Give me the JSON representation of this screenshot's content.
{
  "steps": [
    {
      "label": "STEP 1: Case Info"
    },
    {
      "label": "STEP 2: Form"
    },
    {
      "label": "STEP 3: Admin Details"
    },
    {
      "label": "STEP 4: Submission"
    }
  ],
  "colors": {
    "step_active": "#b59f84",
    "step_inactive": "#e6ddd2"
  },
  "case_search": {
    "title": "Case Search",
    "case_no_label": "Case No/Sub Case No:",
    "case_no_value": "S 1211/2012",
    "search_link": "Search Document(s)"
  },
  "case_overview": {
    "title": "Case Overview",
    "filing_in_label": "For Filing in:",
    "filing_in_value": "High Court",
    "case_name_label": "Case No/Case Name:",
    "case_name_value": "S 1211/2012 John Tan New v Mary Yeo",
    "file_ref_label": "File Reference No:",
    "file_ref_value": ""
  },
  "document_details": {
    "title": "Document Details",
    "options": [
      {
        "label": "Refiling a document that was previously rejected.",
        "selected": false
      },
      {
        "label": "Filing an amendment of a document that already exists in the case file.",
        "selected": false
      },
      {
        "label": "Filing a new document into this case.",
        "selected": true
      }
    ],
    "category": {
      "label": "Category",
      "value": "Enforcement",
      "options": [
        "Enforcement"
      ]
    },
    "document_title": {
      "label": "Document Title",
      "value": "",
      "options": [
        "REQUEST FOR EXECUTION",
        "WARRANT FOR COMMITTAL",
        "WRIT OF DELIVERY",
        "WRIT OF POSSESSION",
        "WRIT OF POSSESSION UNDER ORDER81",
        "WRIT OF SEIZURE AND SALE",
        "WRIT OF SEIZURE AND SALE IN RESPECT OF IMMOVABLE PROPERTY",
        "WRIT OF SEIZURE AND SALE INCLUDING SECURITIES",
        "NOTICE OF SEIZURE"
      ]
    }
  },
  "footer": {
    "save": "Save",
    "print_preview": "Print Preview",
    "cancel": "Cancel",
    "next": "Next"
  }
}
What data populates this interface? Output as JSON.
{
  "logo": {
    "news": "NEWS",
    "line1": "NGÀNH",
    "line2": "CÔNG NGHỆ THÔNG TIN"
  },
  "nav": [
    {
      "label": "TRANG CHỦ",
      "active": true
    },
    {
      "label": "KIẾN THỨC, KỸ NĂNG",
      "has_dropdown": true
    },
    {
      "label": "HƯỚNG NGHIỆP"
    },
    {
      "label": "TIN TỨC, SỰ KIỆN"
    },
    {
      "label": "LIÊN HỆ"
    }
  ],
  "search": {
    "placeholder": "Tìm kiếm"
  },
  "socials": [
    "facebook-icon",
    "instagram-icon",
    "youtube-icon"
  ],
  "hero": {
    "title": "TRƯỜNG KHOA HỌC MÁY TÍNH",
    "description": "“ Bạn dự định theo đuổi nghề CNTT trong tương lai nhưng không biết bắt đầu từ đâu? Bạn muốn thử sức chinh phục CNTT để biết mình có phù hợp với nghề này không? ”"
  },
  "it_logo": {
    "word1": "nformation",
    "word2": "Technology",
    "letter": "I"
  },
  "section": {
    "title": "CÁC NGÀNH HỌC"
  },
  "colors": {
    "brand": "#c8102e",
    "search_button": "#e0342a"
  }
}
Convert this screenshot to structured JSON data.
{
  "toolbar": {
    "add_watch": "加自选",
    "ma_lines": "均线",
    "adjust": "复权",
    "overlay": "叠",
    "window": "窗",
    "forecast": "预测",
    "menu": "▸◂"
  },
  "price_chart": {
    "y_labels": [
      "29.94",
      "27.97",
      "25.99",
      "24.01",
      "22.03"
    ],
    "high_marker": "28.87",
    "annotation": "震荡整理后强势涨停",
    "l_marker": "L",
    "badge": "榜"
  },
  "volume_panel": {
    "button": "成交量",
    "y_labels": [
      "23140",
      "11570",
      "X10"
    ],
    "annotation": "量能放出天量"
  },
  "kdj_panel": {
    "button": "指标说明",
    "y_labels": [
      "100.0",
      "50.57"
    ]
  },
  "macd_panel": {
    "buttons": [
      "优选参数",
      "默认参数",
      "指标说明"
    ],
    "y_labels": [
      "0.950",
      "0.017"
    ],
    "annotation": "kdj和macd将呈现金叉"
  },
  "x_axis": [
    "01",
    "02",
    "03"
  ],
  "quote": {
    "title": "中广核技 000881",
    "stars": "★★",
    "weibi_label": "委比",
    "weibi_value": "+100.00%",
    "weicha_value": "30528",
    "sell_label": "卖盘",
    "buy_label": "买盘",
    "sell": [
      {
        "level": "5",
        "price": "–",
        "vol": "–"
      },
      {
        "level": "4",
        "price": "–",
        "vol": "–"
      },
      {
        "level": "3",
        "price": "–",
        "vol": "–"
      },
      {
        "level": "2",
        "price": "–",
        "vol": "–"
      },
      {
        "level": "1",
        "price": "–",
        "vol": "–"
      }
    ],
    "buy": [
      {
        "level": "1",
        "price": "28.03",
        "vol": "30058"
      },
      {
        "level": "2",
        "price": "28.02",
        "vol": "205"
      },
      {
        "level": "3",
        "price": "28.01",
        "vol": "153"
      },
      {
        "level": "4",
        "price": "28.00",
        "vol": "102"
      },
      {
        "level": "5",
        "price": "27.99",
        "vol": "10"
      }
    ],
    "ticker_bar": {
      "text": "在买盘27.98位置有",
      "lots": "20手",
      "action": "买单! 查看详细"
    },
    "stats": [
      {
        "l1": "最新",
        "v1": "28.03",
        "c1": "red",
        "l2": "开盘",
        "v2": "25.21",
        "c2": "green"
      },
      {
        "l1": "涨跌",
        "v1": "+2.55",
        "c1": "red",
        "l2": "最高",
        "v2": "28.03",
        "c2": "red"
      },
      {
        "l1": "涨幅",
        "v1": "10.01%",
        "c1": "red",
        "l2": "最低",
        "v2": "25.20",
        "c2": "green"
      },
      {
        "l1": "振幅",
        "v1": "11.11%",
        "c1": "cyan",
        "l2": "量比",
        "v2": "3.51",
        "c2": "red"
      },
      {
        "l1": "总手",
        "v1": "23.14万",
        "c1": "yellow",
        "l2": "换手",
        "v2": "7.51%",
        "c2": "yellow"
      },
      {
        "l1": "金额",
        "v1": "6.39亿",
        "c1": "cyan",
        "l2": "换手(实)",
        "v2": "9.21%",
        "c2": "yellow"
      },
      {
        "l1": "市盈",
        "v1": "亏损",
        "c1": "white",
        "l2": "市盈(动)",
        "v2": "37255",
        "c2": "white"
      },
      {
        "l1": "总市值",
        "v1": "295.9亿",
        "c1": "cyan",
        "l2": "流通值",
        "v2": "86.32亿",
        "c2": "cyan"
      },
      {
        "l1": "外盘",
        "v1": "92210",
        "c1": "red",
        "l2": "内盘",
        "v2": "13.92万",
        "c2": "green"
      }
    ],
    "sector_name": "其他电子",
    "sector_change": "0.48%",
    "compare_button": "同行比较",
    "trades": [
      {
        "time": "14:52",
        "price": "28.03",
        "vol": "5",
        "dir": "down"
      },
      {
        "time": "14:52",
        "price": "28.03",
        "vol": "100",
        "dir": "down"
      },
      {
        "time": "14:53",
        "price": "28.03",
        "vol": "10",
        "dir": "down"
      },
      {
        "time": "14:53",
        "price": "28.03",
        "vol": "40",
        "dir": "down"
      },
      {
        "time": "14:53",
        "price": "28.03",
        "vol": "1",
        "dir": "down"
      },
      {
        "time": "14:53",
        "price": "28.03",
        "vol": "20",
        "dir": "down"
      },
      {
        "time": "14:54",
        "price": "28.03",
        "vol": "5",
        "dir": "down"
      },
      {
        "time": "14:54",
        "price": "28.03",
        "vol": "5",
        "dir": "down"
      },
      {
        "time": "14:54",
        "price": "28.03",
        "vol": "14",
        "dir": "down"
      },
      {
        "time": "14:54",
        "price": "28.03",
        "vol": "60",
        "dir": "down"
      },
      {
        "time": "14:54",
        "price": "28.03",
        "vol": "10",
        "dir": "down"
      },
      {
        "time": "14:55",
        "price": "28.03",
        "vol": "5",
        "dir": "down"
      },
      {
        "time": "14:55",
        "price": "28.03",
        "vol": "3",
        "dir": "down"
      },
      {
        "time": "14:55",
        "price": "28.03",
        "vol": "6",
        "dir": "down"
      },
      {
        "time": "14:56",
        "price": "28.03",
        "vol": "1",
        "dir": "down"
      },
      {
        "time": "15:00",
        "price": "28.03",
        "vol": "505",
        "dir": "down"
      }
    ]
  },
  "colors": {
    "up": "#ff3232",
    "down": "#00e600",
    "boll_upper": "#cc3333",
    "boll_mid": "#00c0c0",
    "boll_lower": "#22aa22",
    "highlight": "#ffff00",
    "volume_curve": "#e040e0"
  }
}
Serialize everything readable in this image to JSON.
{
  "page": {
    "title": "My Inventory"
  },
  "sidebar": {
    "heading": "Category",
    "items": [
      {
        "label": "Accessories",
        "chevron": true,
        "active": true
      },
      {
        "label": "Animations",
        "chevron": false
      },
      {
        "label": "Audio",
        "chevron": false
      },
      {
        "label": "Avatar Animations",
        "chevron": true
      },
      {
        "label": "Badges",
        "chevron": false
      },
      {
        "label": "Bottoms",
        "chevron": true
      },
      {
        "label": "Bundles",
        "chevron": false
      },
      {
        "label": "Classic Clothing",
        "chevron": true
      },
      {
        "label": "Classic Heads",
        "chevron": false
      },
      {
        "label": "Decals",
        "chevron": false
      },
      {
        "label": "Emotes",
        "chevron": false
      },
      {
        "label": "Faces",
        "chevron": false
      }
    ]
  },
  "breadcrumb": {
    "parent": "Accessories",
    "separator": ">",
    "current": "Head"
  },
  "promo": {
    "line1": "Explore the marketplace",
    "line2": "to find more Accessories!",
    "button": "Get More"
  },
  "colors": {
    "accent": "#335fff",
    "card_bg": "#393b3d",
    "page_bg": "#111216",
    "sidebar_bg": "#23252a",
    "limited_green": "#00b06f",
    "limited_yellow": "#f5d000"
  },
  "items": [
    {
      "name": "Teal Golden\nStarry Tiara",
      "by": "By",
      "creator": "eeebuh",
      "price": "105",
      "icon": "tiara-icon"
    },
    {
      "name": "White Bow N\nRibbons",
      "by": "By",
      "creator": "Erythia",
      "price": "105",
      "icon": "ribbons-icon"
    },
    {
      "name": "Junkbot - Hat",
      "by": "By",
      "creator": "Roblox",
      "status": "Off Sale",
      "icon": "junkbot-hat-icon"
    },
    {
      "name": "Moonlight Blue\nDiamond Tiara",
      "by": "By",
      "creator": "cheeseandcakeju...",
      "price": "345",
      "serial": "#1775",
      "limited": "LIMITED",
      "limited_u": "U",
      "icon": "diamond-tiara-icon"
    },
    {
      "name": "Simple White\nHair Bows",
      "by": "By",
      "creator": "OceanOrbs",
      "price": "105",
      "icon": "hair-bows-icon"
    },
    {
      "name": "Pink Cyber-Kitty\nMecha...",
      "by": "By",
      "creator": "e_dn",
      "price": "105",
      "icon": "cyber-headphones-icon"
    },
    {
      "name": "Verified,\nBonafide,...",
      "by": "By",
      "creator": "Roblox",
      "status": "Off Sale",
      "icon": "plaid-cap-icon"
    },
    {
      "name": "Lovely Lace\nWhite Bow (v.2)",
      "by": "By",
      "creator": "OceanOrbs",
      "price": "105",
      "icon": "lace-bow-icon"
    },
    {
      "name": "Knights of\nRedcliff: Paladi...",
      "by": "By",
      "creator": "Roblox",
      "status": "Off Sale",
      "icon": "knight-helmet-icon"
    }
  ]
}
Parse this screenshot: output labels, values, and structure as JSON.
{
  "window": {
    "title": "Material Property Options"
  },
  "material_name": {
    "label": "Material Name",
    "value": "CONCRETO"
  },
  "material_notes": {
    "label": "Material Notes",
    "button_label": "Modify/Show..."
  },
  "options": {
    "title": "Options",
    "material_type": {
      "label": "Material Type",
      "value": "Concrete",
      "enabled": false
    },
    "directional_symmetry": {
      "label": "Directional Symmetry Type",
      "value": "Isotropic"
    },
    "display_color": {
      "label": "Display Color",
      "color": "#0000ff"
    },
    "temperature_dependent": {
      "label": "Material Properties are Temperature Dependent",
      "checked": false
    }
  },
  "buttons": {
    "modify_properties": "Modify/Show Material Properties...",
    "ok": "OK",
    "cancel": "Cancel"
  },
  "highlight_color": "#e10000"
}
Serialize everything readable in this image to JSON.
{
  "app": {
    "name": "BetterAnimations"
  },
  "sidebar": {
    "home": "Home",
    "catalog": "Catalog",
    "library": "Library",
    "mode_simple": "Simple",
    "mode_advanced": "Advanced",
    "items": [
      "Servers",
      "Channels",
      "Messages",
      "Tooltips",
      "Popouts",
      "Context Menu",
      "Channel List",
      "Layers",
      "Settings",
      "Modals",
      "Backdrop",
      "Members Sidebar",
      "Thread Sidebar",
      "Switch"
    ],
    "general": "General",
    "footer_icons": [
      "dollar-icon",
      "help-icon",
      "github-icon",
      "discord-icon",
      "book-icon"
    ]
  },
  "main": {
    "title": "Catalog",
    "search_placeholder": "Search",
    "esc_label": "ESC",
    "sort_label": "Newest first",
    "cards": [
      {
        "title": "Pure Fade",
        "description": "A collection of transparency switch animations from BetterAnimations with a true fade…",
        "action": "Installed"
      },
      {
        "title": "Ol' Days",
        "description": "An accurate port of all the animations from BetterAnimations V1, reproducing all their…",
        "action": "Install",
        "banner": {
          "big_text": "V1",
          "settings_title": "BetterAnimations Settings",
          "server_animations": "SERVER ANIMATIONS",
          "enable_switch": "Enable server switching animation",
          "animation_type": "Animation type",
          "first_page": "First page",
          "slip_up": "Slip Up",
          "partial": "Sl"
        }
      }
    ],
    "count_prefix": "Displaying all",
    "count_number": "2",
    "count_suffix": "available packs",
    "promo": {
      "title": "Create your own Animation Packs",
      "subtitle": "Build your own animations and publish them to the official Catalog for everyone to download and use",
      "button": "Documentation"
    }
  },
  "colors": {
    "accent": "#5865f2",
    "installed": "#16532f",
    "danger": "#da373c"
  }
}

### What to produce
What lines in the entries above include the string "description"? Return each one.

### Result of this task
    "description": "“ Bạn dự định theo đuổi nghề CNTT trong tương lai nhưng không biết bắt đầu từ đâu? Bạn muốn thử sức chinh phục CNTT để biết mình có phù hợp với nghề này không? ”"
        "description": "A collection of transparency switch animations from BetterAnimations with a true fade…",
        "description": "An accurate port of all the animations from BetterAnimations V1, reproducing all their…",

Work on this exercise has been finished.